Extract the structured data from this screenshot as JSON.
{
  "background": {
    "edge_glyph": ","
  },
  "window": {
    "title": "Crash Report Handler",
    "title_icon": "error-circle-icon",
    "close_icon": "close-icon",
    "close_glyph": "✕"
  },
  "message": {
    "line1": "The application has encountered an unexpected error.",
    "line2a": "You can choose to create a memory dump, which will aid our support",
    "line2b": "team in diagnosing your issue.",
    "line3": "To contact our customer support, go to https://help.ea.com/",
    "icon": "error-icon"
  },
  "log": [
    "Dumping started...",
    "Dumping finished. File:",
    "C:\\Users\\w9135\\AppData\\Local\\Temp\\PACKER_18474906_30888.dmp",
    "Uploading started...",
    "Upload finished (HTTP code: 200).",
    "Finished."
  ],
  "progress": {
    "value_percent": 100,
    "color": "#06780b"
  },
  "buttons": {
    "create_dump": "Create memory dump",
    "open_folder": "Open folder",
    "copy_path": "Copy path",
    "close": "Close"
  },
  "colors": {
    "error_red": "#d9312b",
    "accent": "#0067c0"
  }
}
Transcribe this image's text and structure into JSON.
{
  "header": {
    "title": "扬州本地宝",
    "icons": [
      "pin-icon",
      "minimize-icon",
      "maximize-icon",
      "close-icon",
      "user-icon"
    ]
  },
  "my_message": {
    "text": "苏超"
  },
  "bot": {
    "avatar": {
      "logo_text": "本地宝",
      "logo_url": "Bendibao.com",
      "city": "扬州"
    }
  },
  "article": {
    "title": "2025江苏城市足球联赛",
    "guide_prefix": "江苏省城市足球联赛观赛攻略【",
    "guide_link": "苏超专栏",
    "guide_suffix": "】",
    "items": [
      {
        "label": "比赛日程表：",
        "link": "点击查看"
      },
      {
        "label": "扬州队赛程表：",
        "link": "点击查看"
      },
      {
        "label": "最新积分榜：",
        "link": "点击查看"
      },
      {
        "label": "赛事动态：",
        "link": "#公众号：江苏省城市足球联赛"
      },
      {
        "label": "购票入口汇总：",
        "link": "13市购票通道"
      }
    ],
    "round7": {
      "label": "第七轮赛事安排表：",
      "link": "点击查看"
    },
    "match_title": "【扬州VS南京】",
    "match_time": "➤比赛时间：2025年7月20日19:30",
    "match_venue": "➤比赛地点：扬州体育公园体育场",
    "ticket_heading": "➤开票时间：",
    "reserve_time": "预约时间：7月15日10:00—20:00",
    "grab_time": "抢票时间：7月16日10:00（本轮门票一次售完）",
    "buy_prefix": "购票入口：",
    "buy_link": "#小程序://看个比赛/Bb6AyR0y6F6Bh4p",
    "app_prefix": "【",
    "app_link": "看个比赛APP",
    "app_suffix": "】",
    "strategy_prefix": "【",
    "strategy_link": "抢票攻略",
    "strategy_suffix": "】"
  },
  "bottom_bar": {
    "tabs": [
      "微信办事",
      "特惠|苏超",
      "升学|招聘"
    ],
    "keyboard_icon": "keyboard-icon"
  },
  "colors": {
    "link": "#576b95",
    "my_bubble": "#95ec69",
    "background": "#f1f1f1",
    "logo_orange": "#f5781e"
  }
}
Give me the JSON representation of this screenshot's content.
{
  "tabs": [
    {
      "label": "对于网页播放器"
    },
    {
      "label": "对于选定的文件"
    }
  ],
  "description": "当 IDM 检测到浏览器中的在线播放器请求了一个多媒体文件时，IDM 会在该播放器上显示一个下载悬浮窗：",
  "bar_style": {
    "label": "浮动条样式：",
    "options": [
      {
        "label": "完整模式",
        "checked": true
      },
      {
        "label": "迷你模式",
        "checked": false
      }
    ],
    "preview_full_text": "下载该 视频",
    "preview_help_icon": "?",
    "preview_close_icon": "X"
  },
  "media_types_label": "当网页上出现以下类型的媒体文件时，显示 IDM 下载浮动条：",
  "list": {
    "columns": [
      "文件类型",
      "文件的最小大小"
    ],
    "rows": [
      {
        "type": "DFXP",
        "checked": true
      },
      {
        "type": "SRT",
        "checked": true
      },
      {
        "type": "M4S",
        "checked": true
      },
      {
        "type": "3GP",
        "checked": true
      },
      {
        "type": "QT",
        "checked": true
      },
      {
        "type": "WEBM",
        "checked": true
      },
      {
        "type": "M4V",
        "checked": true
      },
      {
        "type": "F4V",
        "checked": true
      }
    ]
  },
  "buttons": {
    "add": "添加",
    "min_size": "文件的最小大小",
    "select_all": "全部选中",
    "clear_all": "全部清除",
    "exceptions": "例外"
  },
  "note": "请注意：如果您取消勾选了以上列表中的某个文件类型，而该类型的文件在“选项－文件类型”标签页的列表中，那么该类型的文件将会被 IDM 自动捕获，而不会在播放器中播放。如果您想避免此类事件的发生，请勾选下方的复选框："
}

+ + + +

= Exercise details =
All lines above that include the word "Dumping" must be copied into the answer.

= Result of this exercise =
    "Dumping started...",
    "Dumping finished. File:",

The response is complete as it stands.